> [Provided data]:
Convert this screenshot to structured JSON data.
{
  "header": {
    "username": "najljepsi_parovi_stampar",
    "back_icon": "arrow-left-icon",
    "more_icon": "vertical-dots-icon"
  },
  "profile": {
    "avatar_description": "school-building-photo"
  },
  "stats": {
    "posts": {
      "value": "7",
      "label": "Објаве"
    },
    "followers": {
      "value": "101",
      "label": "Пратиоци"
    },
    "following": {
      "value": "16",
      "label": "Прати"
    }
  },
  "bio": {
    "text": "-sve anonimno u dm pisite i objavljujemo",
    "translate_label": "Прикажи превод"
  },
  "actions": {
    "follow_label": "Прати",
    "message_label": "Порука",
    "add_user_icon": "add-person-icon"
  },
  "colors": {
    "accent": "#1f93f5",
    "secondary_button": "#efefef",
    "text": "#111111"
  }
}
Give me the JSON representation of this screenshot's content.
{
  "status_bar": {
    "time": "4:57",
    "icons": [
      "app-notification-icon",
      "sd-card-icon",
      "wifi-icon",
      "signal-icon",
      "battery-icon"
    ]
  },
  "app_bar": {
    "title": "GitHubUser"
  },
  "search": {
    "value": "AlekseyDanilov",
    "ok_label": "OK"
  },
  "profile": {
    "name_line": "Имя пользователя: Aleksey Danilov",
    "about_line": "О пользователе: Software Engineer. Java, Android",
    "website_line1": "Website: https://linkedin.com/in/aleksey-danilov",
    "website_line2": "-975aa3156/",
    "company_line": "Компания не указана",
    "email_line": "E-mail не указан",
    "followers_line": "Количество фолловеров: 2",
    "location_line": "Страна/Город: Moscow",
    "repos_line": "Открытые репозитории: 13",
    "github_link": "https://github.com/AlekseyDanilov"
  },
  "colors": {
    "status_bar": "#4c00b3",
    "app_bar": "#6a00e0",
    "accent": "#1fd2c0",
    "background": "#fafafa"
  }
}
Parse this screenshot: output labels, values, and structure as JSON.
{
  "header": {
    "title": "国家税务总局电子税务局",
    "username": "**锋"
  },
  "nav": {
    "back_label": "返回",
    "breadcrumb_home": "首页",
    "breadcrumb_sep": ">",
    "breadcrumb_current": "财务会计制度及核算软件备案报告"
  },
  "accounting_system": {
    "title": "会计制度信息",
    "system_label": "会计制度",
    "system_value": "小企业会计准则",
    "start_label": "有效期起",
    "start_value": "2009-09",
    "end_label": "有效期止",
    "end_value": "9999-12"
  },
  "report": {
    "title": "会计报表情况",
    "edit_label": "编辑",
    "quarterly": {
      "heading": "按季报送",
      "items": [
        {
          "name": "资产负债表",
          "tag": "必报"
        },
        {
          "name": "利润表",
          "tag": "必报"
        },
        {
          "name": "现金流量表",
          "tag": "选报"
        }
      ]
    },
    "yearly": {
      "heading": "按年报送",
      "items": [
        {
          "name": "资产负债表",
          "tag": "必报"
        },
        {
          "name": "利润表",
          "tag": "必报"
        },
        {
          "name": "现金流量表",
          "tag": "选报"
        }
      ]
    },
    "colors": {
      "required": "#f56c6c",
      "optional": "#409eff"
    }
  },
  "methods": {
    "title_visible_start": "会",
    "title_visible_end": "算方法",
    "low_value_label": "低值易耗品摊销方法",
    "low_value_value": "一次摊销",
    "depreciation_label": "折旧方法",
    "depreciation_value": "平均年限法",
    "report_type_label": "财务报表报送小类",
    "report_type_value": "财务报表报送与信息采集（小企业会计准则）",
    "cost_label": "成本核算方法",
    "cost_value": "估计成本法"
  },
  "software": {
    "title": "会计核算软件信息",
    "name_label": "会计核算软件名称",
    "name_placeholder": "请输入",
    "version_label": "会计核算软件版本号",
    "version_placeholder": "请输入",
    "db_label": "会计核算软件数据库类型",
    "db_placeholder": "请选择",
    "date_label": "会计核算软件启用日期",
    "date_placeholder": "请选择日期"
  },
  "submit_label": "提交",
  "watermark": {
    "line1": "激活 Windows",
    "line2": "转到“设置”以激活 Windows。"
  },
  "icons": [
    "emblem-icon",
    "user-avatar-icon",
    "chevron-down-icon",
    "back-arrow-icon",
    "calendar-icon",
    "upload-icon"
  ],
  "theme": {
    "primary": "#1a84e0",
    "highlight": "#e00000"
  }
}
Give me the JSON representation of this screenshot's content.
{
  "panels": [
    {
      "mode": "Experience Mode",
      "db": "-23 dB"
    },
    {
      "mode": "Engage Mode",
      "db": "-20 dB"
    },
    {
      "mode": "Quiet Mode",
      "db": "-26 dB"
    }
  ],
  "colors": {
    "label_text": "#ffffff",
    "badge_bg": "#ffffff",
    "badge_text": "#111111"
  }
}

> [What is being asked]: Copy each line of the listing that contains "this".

> [Result below]:
Convert this screenshot to structured JSON data.
Give me the JSON representation of this screenshot's content.
Parse this screenshot: output labels, values, and structure as JSON.
Give me the JSON representation of this screenshot's content.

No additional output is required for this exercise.